Too many lawyers spur road trip for Gardens building flaw trial
photo Lannis Waters

It’s so big those who want to watch the trial will have to do so from two small glass-walled rooms in the back of the courtroom because all the seats in what would have been the gallery will be filled with folding tables lined with lawyers. If more than 20 people show up, court officials said audio from the trial may have to be pumped into a nearby atrium.

“It’s one big logistics issue,” said attorney David Haber, who is representing the 676-unit development near The Gardens mall.

He credited court personnel for devising a way for his clients to have their day—or, as it turns out, days—in court after waiting six years for the lawsuit to be brought to trial.

It wasn’t easy. And finding a room big enough was only half of the problem.

Legally, jury trials can’t be held in Delray Beach. In 2003, the suggestion was rejected after a study found the demographic mix in the southern part of the county was too white to comply with court rulings that dictate that the racial makeup of jury pools must reflect the racial profile of the entire county. Based on the 2000 Census, 92 percent of the residents in the Delray Beach-Boca Raton area were white compared with 79 percent in the rest of the county.

That added another yet wrinkle to the trial. While prospective jurors will gather in a courtroom in the main Palm Beach County Courthouse in West Palm Beach for jury selection, those selected will be told to drive to Delray Beach for the trial when it begins Tuesday and then head back to West Palm Beach for deliberations.

Debra Oats, court operations consultant, said a variety of options were considered to find a place for the unwieldy trial. The convention center was rejected because parking is limited while a garage is under construction. It also would have cost about $35,000 to rent a room in the facility, but Oats said the lack of parking was the deal breaker.

The cost of re-configuring the courtroom was minimal, she said.
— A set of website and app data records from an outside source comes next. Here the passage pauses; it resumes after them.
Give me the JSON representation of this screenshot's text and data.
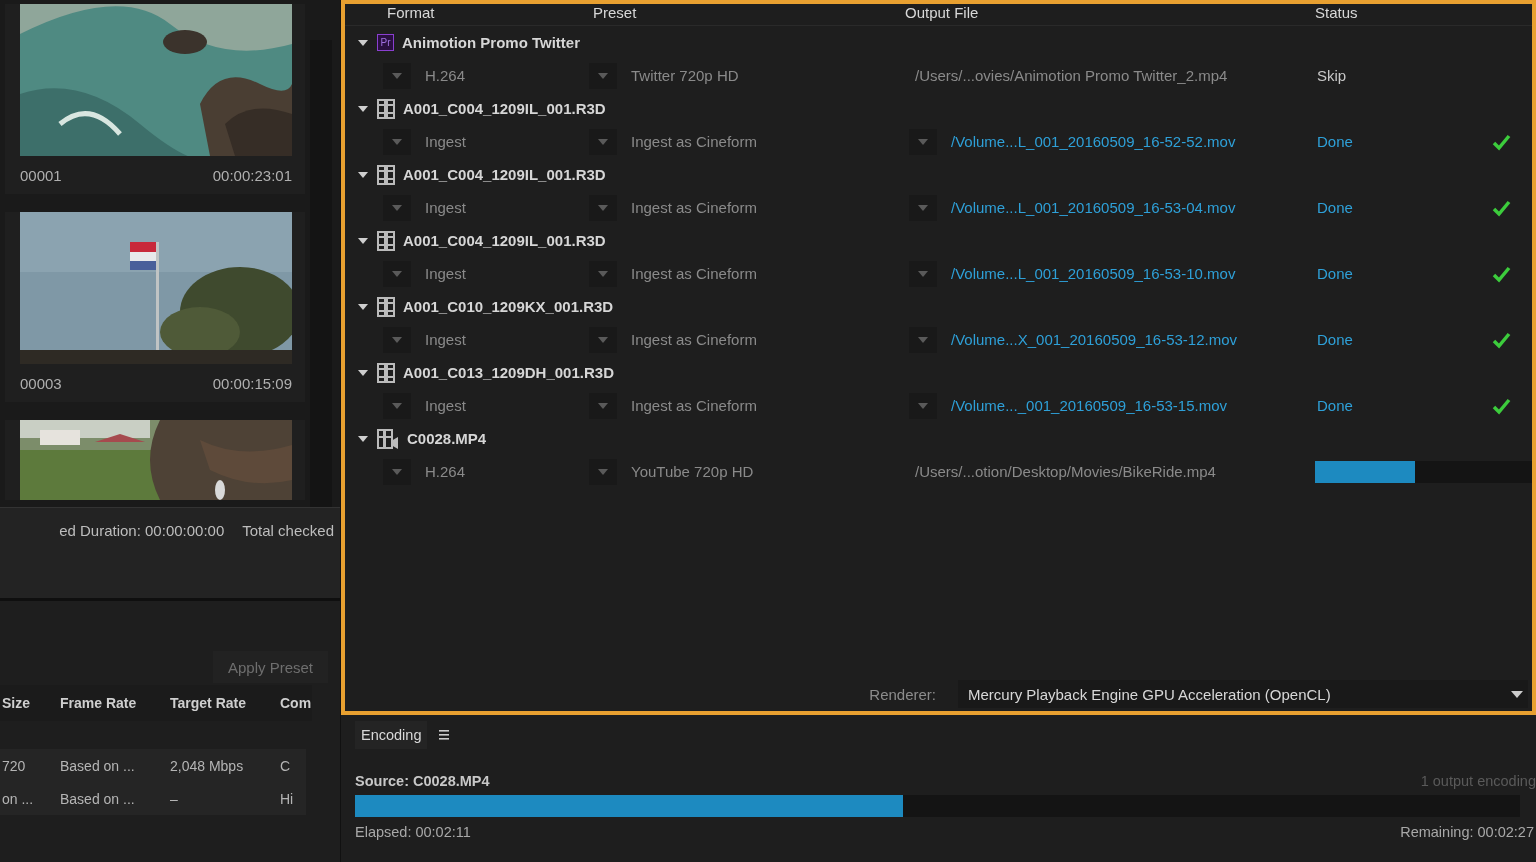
{
  "media_browser": {
    "thumbnails": [
      {
        "kind": "picture",
        "name": "00001",
        "duration": "00:00:23:01"
      },
      {
        "kind": "picture",
        "name": "00003",
        "duration": "00:00:15:09"
      },
      {
        "kind": "picture"
      }
    ],
    "summary": [
      "ed Duration: 00:00:00:00",
      "Total checked"
    ]
  },
  "preset_browser": {
    "apply_button": "Apply Preset",
    "columns": [
      "Size",
      "Frame Rate",
      "Target Rate",
      "Com"
    ],
    "rows": [
      [
        "720",
        "Based on ...",
        "2,048 Mbps",
        "C"
      ],
      [
        "on ...",
        "Based on ...",
        "–",
        "Hi"
      ]
    ]
  },
  "queue": {
    "columns": [
      "Format",
      "Preset",
      "Output File",
      "Status"
    ],
    "items": [
      {
        "kind": "premiere",
        "badge": "Pr",
        "name": "Animotion Promo Twitter",
        "expanded": true,
        "outputs": [
          {
            "kind": "skip",
            "format": "H.264",
            "preset": "Twitter 720p HD",
            "output_file": "/Users/...ovies/Animotion Promo Twitter_2.mp4",
            "status": "Skip"
          }
        ]
      },
      {
        "kind": "film",
        "name": "A001_C004_1209IL_001.R3D",
        "expanded": true,
        "outputs": [
          {
            "kind": "done",
            "format": "Ingest",
            "preset": "Ingest as Cineform",
            "output_file": "/Volume...L_001_20160509_16-52-52.mov",
            "status": "Done"
          }
        ]
      },
      {
        "kind": "film",
        "name": "A001_C004_1209IL_001.R3D",
        "expanded": true,
        "outputs": [
          {
            "kind": "done",
            "format": "Ingest",
            "preset": "Ingest as Cineform",
            "output_file": "/Volume...L_001_20160509_16-53-04.mov",
            "status": "Done"
          }
        ]
      },
      {
        "kind": "film",
        "name": "A001_C004_1209IL_001.R3D",
        "expanded": true,
        "outputs": [
          {
            "kind": "done",
            "format": "Ingest",
            "preset": "Ingest as Cineform",
            "output_file": "/Volume...L_001_20160509_16-53-10.mov",
            "status": "Done"
          }
        ]
      },
      {
        "kind": "film",
        "name": "A001_C010_1209KX_001.R3D",
        "expanded": true,
        "outputs": [
          {
            "kind": "done",
            "format": "Ingest",
            "preset": "Ingest as Cineform",
            "output_file": "/Volume...X_001_20160509_16-53-12.mov",
            "status": "Done"
          }
        ]
      },
      {
        "kind": "film",
        "name": "A001_C013_1209DH_001.R3D",
        "expanded": true,
        "outputs": [
          {
            "kind": "done",
            "format": "Ingest",
            "preset": "Ingest as Cineform",
            "output_file": "/Volume..._001_20160509_16-53-15.mov",
            "status": "Done"
          }
        ]
      },
      {
        "kind": "video",
        "name": "C0028.MP4",
        "expanded": true,
        "outputs": [
          {
            "kind": "encoding",
            "format": "H.264",
            "preset": "YouTube 720p HD",
            "output_file": "/Users/...otion/Desktop/Movies/BikeRide.mp4",
            "level": 0.46
          }
        ]
      }
    ],
    "renderer_label": "Renderer:",
    "renderer": "Mercury Playback Engine GPU Acceleration (OpenCL)"
  },
  "encoding": {
    "title": "Encoding",
    "source": "Source: C0028.MP4",
    "outputs_count": "1 output encoding",
    "level": 0.47,
    "elapsed": "Elapsed: 00:02:11",
    "remaining": "Remaining: 00:02:27"
  }
}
While an unusual situation, she expects the trial to go off without a hitch.

Haber said his clients are just happy their grievances over leaky windows, roofs and walls and other construction defects will finally be aired. “I don’t care if we try it on the courthouse steps,” he said.


San Matera condo group settles with Kolter for $22.5 million
Palm Beach Post
By Jane Musgrave
29 September 2016
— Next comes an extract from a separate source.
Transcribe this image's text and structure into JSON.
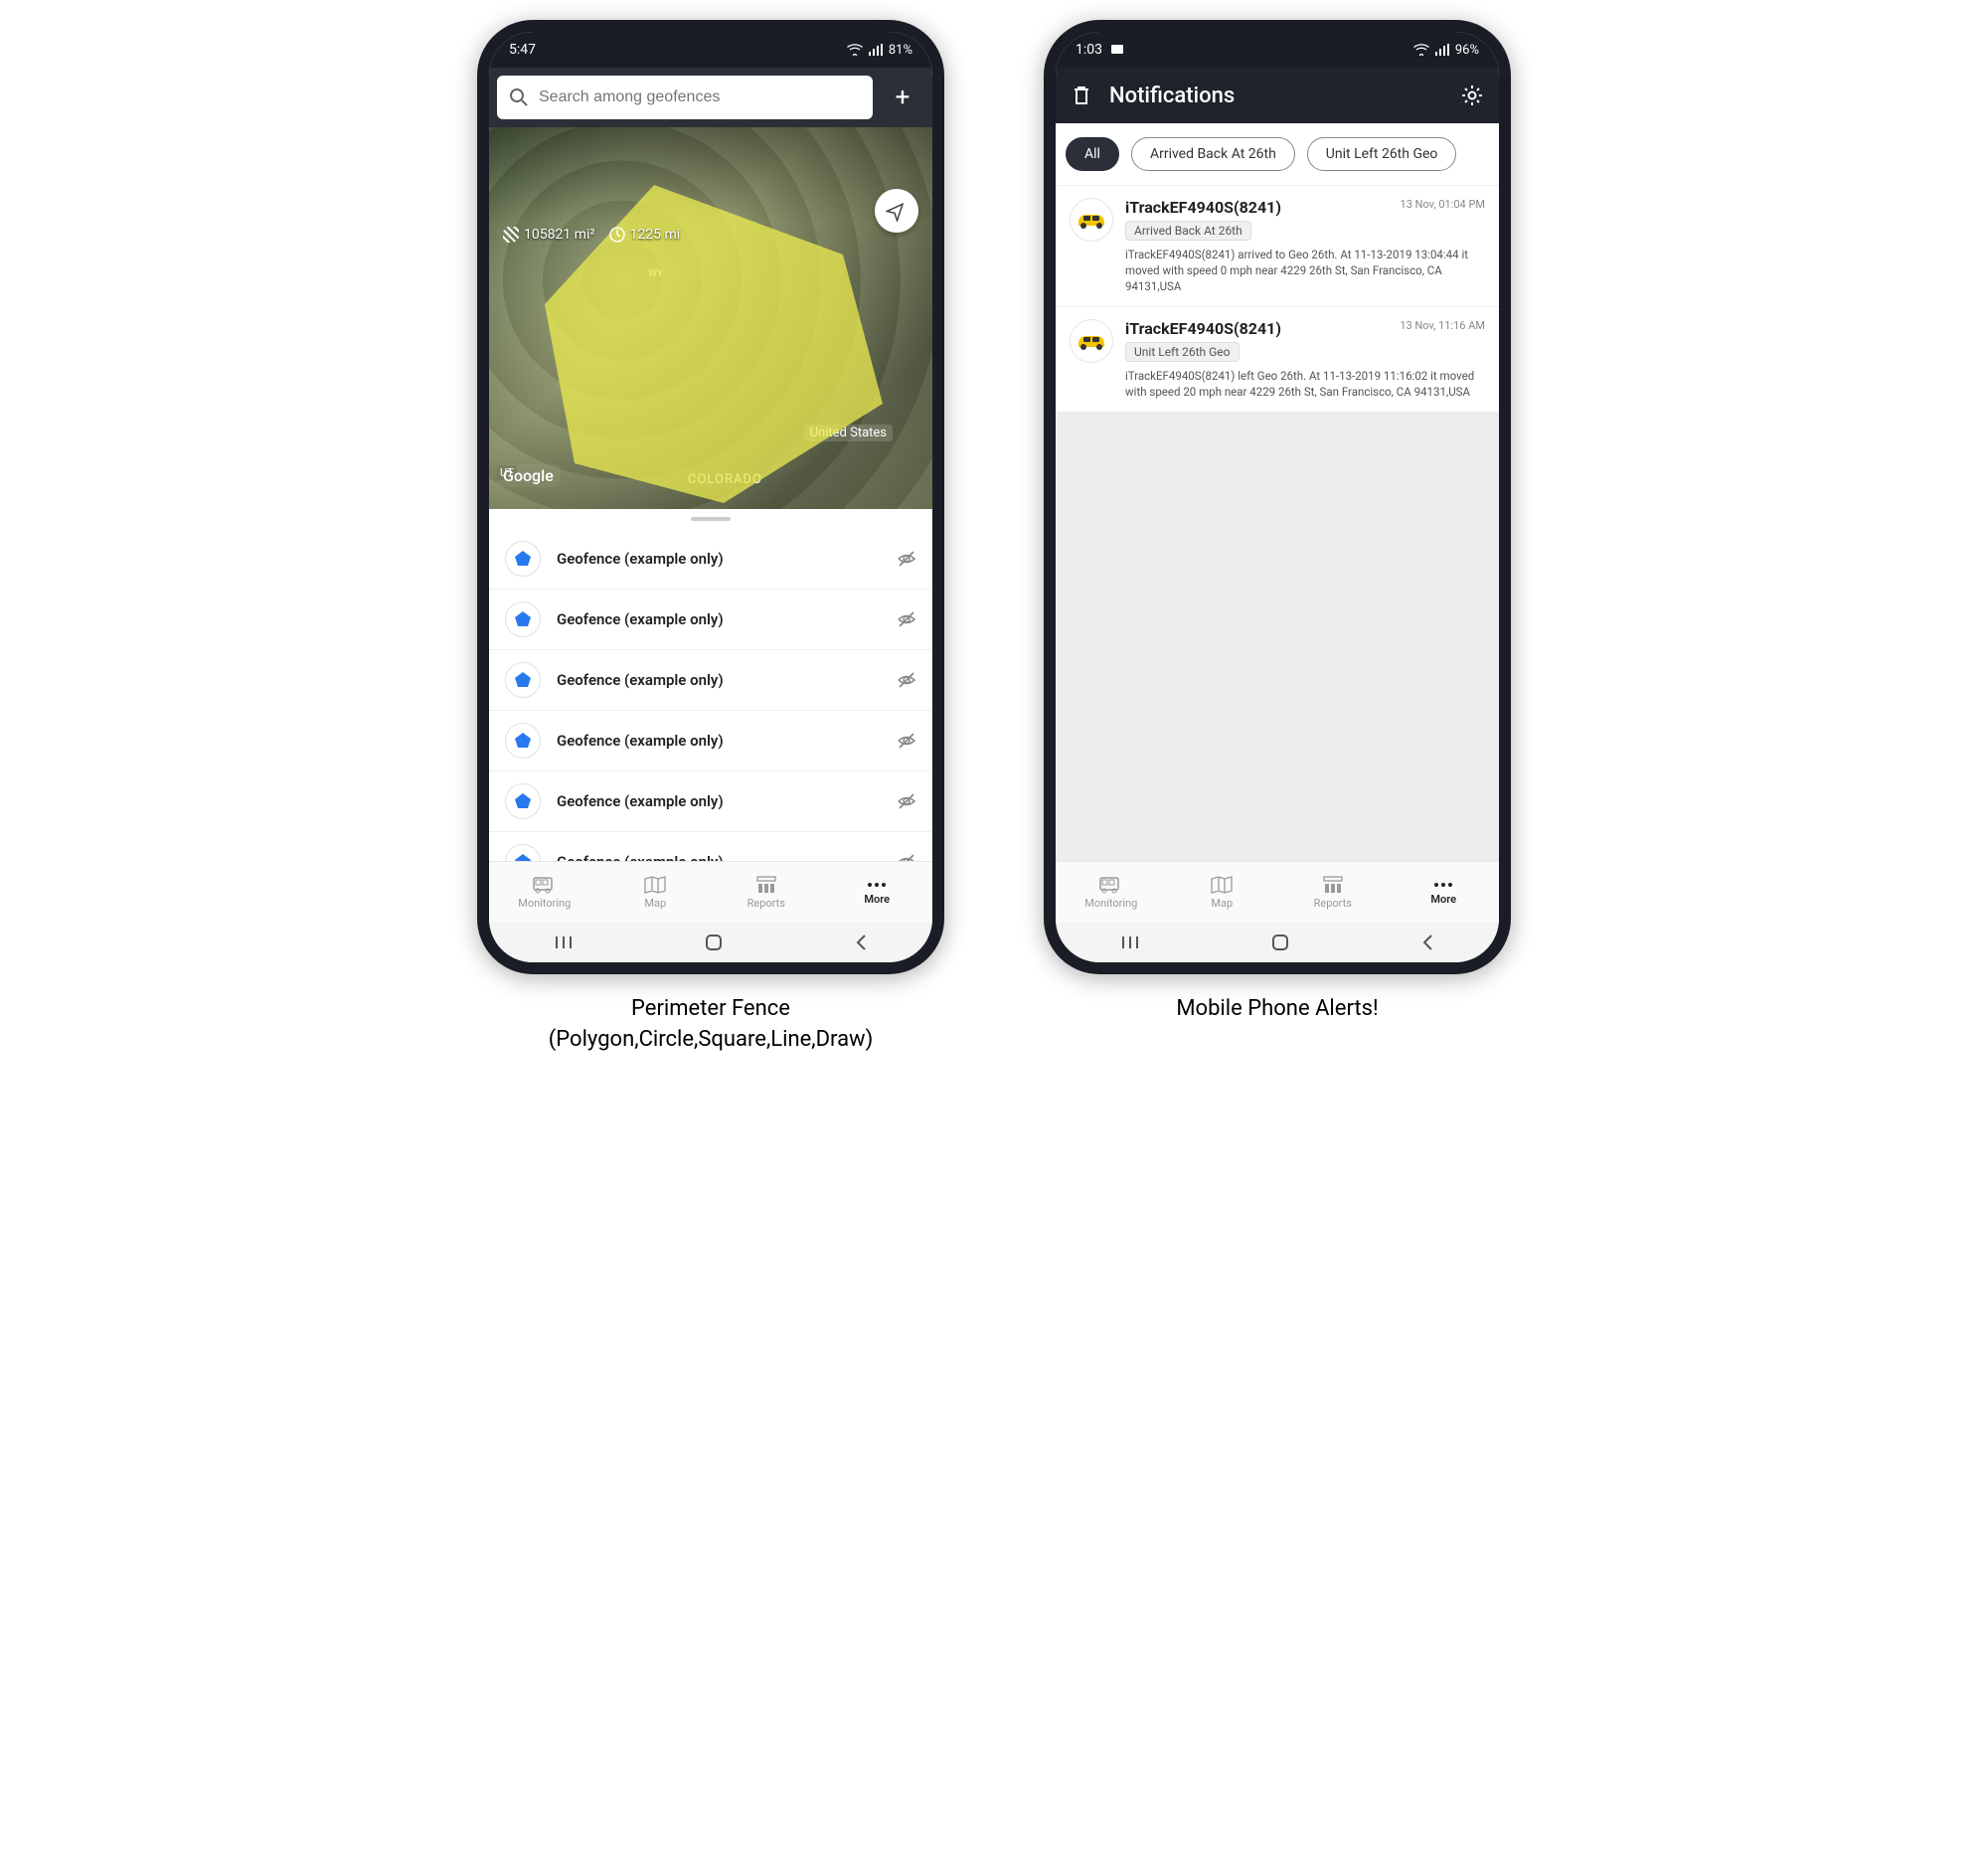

DELRAY BEACH — A trial that posed one of the biggest logistical challenges in Palm Beach County legal history was over before it began Thursday when a beleaguered Palm Beach Gardens community agreed to accept $22.5 million to drop its claims against Kolter Homes.

While less than the $36 million the San Matera The Gardens Condominium Association was seeking to repair leaky buildings, its attorney said it allows work to begin so the 676 unit owners can finally move on with their lives.
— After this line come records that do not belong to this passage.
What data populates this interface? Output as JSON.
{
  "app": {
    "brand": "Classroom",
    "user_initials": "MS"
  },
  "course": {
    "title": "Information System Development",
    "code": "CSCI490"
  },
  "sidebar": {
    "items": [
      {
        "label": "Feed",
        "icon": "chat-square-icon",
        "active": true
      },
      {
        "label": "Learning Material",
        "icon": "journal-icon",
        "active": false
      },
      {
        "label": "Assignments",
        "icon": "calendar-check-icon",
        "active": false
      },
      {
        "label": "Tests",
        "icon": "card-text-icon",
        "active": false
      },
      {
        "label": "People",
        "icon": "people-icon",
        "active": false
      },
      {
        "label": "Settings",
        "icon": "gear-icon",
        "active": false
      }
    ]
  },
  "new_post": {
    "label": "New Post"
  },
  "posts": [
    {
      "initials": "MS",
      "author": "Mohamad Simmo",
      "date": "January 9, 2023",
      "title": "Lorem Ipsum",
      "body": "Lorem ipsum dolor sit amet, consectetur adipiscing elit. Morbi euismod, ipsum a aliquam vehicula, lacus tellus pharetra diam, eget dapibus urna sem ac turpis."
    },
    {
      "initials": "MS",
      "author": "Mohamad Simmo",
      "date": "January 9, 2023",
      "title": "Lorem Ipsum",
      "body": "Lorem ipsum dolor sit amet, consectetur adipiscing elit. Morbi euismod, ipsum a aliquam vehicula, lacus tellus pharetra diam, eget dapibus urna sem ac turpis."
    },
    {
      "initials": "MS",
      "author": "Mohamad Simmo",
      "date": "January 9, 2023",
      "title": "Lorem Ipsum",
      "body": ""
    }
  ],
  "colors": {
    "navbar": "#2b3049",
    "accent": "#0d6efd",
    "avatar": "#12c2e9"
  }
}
Even if a jury had awarded the community all of the money it sought, appeals from Kolter, dozens of subcontractors and their insurers could have dragged out for years, further delaying needed repairs while the condos continue to rot, said attorney David Haber.

He credited Palm Beach County Circuit Judge Jack Cox for pushing the insurance companies representing the 18 companies to the bargaining table. Haber also credited court administration officials with figuring out a way to bring the 6-year-old lawsuit to trial.

With no courtroom big enough to accommodate the estimated 40 attorneys involved in the case, officials reconfigured a courtroom at the South County Courthouse in Delray Beach. Benches were pulled out and replaced with folding tables and chairs for the phalanx of lawyers.

In addition, hundreds of extra jurors were summoned. Thursday was the third day of jury selection and Cox made it clear that the trial would begin next week as planned, Haber said.

That’s when settlement negotiations began in earnest, he said.

The accord was announced in open court in West Palm Beach, where jury selection was being held before the trial was moved to the remodeled Delray courtroom.

Haber said homeowners are anxious for repairs to begin.

“The association now has the arduous task of completing the remediation process,” he said.

top  contents  chapter  previous  next